Left atrial dissection is a rare condition usually described as complication of mitral valve surgery, but has been reported as a complication of many cardiac interventions (1). Left atrial dissection has been quoted as a complication of 0.16% of mitral valve operations, most commonly valve replacements and 0.02% of isolated coronary artery bypass grafting operations (2). It is unusual for left atrial dissection to present spontaneously, and in this case it was managed surgically with standard workup and surgical techniques.
The patient is now 20 months out from surgery. The operation was April 2018, and the last echocardiogram was July 2019 (16 months). This showed a well-seated mechanical aortic valve with mitral annuloplasty ring present. Mean mitral valve gradient 6 mm Hg. There was trace mitral regurgitation. The tricuspid annuloplasty ring was intact with no tricuspid regurgitation and a mean valve gradient of 3 mm Hg. Clinically, he was last seen October 2019, he continues to work, and is doing well.

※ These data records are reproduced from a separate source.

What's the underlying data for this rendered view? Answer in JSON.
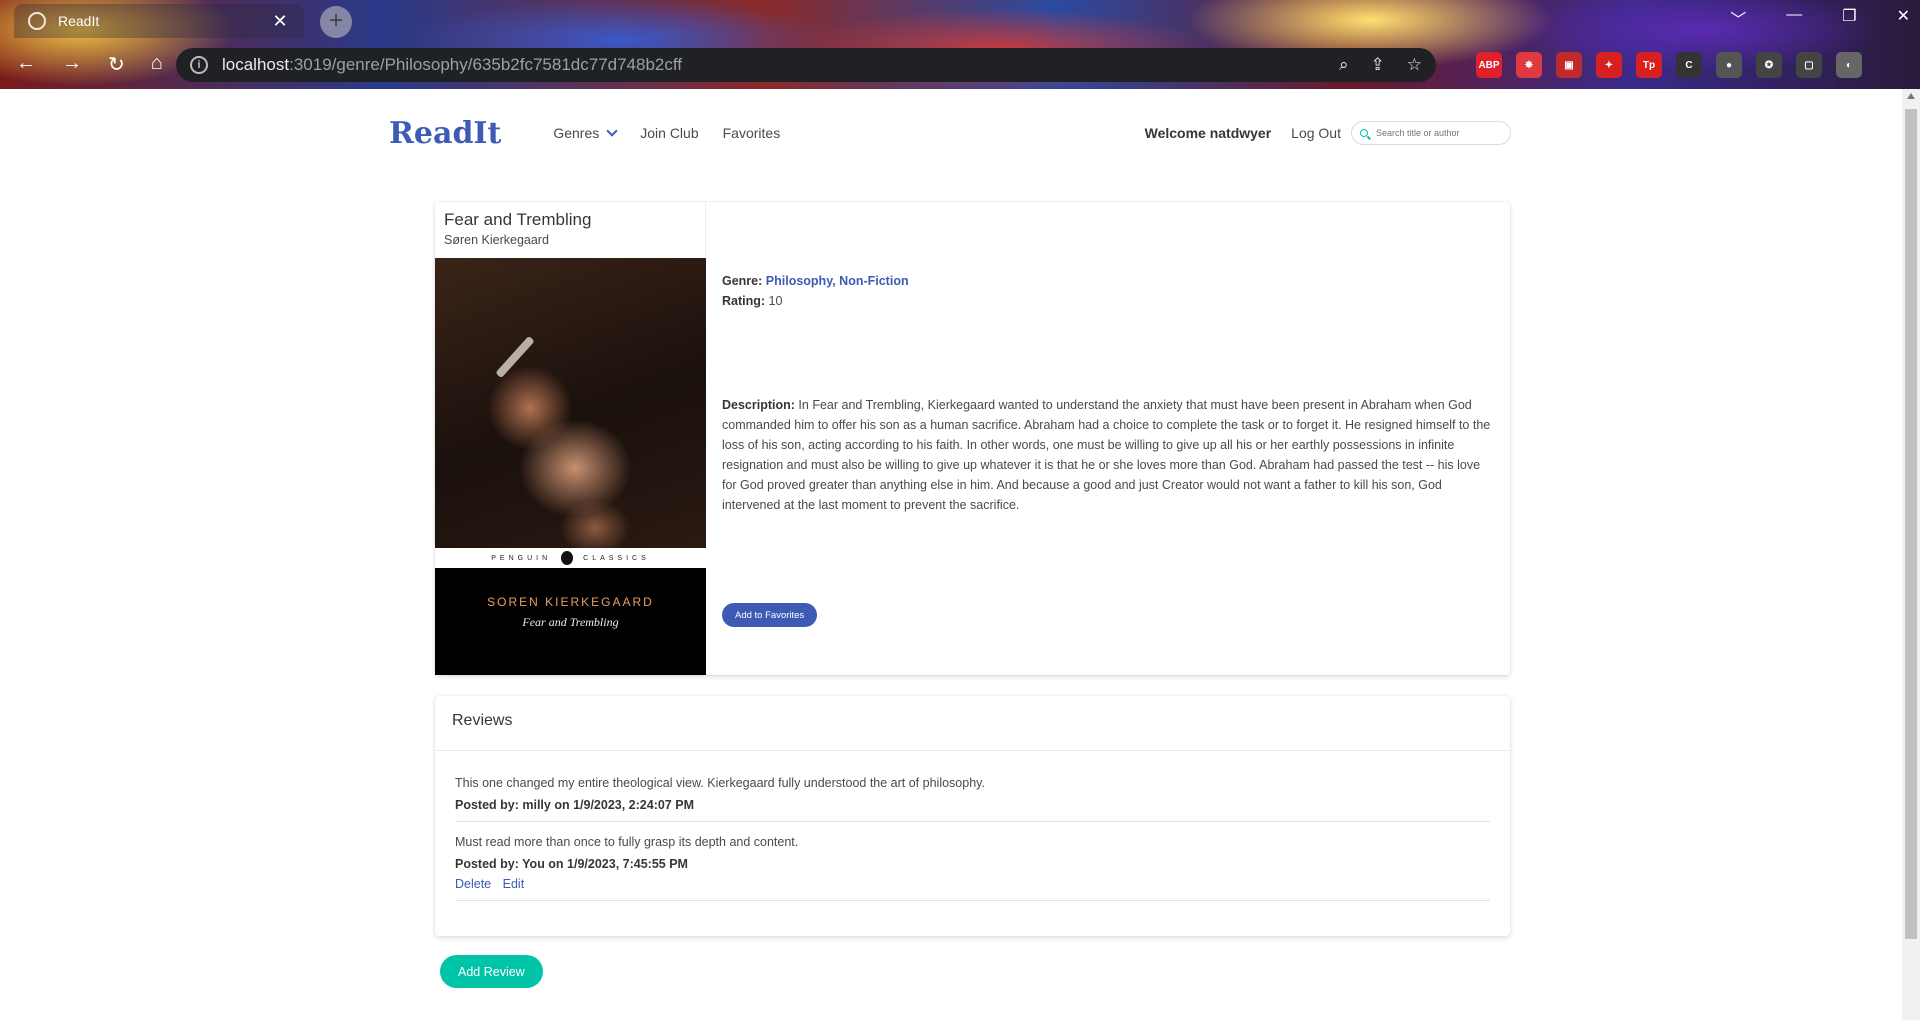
{
  "browser": {
    "tab_title": "ReadIt",
    "tab_close": "✕",
    "new_tab": "+",
    "url_host": "localhost",
    "url_path": ":3019/genre/Philosophy/635b2fc7581dc77d748b2cff",
    "window_buttons": [
      "﹀",
      "—",
      "❐",
      "✕"
    ],
    "nav_buttons": [
      "←",
      "→",
      "↻",
      "⌂"
    ],
    "extensions": [
      {
        "label": "ABP",
        "color": "#e0202a"
      },
      {
        "label": "✸",
        "color": "#e03a40"
      },
      {
        "label": "▣",
        "color": "#c02a2a"
      },
      {
        "label": "✦",
        "color": "#d82020"
      },
      {
        "label": "Tp",
        "color": "#d82020"
      },
      {
        "label": "C",
        "color": "#333333"
      },
      {
        "label": "●",
        "color": "#555555"
      },
      {
        "label": "✪",
        "color": "#444444"
      },
      {
        "label": "▢",
        "color": "#444444"
      },
      {
        "label": "◐",
        "color": "#666666"
      }
    ]
  },
  "nav": {
    "brand": "ReadIt",
    "genres": "Genres",
    "join_club": "Join Club",
    "favorites": "Favorites",
    "welcome": "Welcome natdwyer",
    "logout": "Log Out",
    "search_placeholder": "Search title or author"
  },
  "book": {
    "title": "Fear and Trembling",
    "author": "Søren Kierkegaard",
    "cover_series_left": "PENGUIN",
    "cover_series_right": "CLASSICS",
    "cover_author": "SOREN KIERKEGAARD",
    "cover_title": "Fear and Trembling",
    "genre_label": "Genre:",
    "genre_value": "Philosophy, Non-Fiction",
    "rating_label": "Rating:",
    "rating_value": "10",
    "description_label": "Description:",
    "description": "In Fear and Trembling, Kierkegaard wanted to understand the anxiety that must have been present in Abraham when God commanded him to offer his son as a human sacrifice. Abraham had a choice to complete the task or to forget it. He resigned himself to the loss of his son, acting according to his faith. In other words, one must be willing to give up all his or her earthly possessions in infinite resignation and must also be willing to give up whatever it is that he or she loves more than God. Abraham had passed the test -- his love for God proved greater than anything else in him. And because a good and just Creator would not want a father to kill his son, God intervened at the last moment to prevent the sacrifice.",
    "add_favorites": "Add to Favorites"
  },
  "reviews": {
    "heading": "Reviews",
    "items": [
      {
        "text": "This one changed my entire theological view. Kierkegaard fully understood the art of philosophy.",
        "meta": "Posted by: milly on 1/9/2023, 2:24:07 PM"
      },
      {
        "text": "Must read more than once to fully grasp its depth and content.",
        "meta": "Posted by: You on 1/9/2023, 7:45:55 PM",
        "delete": "Delete",
        "edit": "Edit"
      }
    ],
    "add_review": "Add Review"
  },
  "colors": {
    "brand": "#3d5bb5",
    "accent": "#00c4a7"
  }
}
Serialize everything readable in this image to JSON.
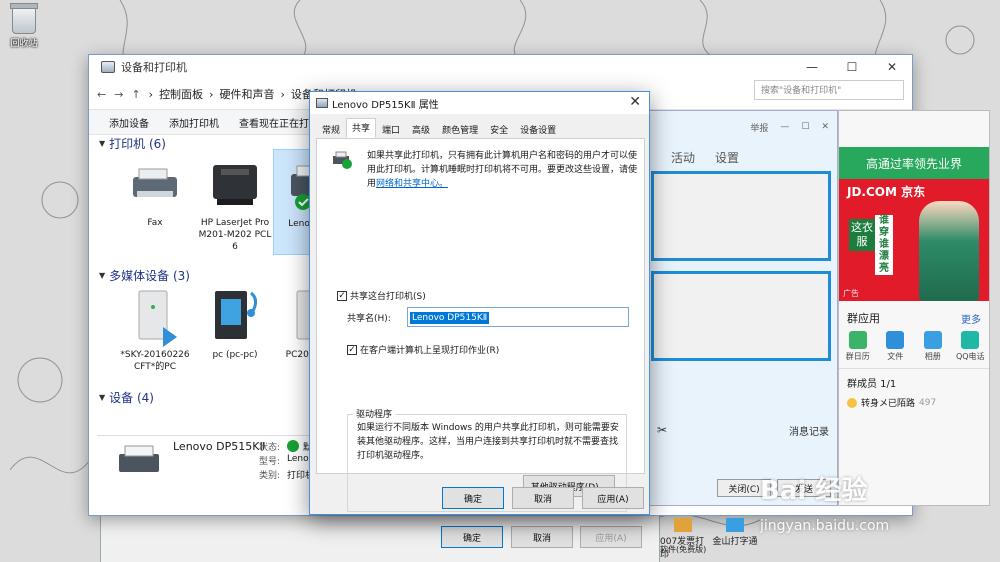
{
  "desktop": {
    "recycle_bin_label": "回收站"
  },
  "explorer": {
    "title": "设备和打印机",
    "window_controls": [
      "—",
      "☐",
      "✕"
    ],
    "breadcrumb": [
      "控制面板",
      "硬件和声音",
      "设备和打印机"
    ],
    "search_placeholder": "搜索\"设备和打印机\"",
    "toolbar": {
      "add_device": "添加设备",
      "add_printer": "添加打印机",
      "view_printing": "查看现在正在打印"
    },
    "groups": {
      "printers": "打印机 (6)",
      "multimedia": "多媒体设备 (3)",
      "devices": "设备 (4)"
    },
    "printers": [
      {
        "name": "Fax"
      },
      {
        "name": "HP LaserJet Pro M201-M202 PCL 6"
      },
      {
        "name": "Lenovo D Ⅱ"
      }
    ],
    "media_devices": [
      {
        "name": "*SKY-20160226 CFT*的PC"
      },
      {
        "name": "pc (pc-pc)"
      },
      {
        "name": "PC201512 8"
      }
    ],
    "details": {
      "name": "Lenovo DP515KⅡ",
      "status_label": "状态:",
      "status_value": "默认",
      "model_label": "型号:",
      "model_value": "Lenovo",
      "category_label": "类别:",
      "category_value": "打印机"
    }
  },
  "dialog": {
    "title": "Lenovo DP515KⅡ 属性",
    "tabs": [
      "常规",
      "共享",
      "端口",
      "高级",
      "颜色管理",
      "安全",
      "设备设置"
    ],
    "active_tab": "共享",
    "info_text": "如果共享此打印机，只有拥有此计算机用户名和密码的用户才可以使用此打印机。计算机睡眠时打印机将不可用。要更改这些设置，请使用",
    "info_link": "网络和共享中心。",
    "share_checkbox": "共享这台打印机(S)",
    "share_name_label": "共享名(H):",
    "share_name_value": "Lenovo DP515KⅡ",
    "render_checkbox": "在客户端计算机上呈现打印作业(R)",
    "drivers_title": "驱动程序",
    "drivers_text": "如果运行不同版本 Windows 的用户共享此打印机，则可能需要安装其他驱动程序。这样，当用户连接到共享打印机时就不需要查找打印机驱动程序。",
    "other_drivers_button": "其他驱动程序(D)...",
    "ok_button": "确定",
    "cancel_button": "取消",
    "apply_button": "应用(A)"
  },
  "ghost_dialog": {
    "ok_button": "确定",
    "cancel_button": "取消",
    "apply_button": "应用(A)"
  },
  "qqchat": {
    "top_label": "举报",
    "tabs": [
      "活动",
      "设置"
    ],
    "message_history": "消息记录",
    "close_button": "关闭(C)",
    "send_button": "发送"
  },
  "qq": {
    "ad_banner": "高通过率领先业界",
    "jd": "JD.COM 京东",
    "slogan": "这衣服",
    "slogan2": "谁穿谁漂亮",
    "ad_tag": "广告",
    "apps_title": "群应用",
    "more": "更多",
    "apps": [
      "群日历",
      "文件",
      "相册",
      "QQ电话"
    ],
    "members_title": "群成员 1/1",
    "member_name": "转身メ已陌路",
    "member_suffix": "497"
  },
  "taskbar": {
    "items": [
      "007发票打印",
      "金山打字通"
    ],
    "subtext": "软件(免费版)"
  },
  "watermark": {
    "logo": "Bai 经验",
    "url": "jingyan.baidu.com"
  },
  "colors": {
    "accent": "#0078d7",
    "qq_green": "#27a85c",
    "jd_red": "#e21b2a",
    "check_green": "#18a135"
  }
}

Native paravalvular mitral regurgitation due to dehiscence of the valve is possible and can be repaired by resuspending the mitral annulus.
The authors have reported that they have no relationships relative to the contents of this paper to disclose.
The authors attest they are in compliance with human studies committees and animal welfare regulations of the authors’ institutions and Food and Drug Administration guidelines, including patient consent where appropriate. For more information, visit the JACC: Case Reports author instructions page.
- Received September 30, 2019.
- Revision received April 27, 2020.
- Accepted May 11, 2020.
- 2020 The Authors